Scan the records for the string "바랍니다"; copy each line where it occurs.

MATERIAL SHOWN Start Marker

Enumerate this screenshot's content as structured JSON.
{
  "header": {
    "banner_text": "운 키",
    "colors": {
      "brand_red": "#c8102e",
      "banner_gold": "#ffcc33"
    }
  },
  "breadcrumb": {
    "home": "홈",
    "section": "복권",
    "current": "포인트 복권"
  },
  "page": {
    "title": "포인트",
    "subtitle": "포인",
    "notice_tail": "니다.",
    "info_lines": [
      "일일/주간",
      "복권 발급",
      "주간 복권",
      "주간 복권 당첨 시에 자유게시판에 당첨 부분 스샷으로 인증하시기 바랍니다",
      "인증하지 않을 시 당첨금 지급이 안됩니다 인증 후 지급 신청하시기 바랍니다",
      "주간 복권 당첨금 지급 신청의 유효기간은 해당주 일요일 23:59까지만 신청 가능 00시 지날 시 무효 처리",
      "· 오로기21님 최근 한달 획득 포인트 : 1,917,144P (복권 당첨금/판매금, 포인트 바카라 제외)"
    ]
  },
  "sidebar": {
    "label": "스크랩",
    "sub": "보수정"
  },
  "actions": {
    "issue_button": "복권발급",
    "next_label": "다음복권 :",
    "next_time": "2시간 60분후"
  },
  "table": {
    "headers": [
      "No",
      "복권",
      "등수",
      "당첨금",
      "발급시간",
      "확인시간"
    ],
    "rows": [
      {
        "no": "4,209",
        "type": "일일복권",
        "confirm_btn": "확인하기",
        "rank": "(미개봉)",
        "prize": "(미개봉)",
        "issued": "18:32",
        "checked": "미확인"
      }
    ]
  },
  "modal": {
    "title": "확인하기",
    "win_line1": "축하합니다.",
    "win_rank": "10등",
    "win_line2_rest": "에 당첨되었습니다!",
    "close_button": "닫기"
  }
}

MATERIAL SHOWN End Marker

> **SOLUTION TO THIS TASK**
      "주간 복권 당첨 시에 자유게시판에 당첨 부분 스샷으로 인증하시기 바랍니다",
      "인증하지 않을 시 당첨금 지급이 안됩니다 인증 후 지급 신청하시기 바랍니다",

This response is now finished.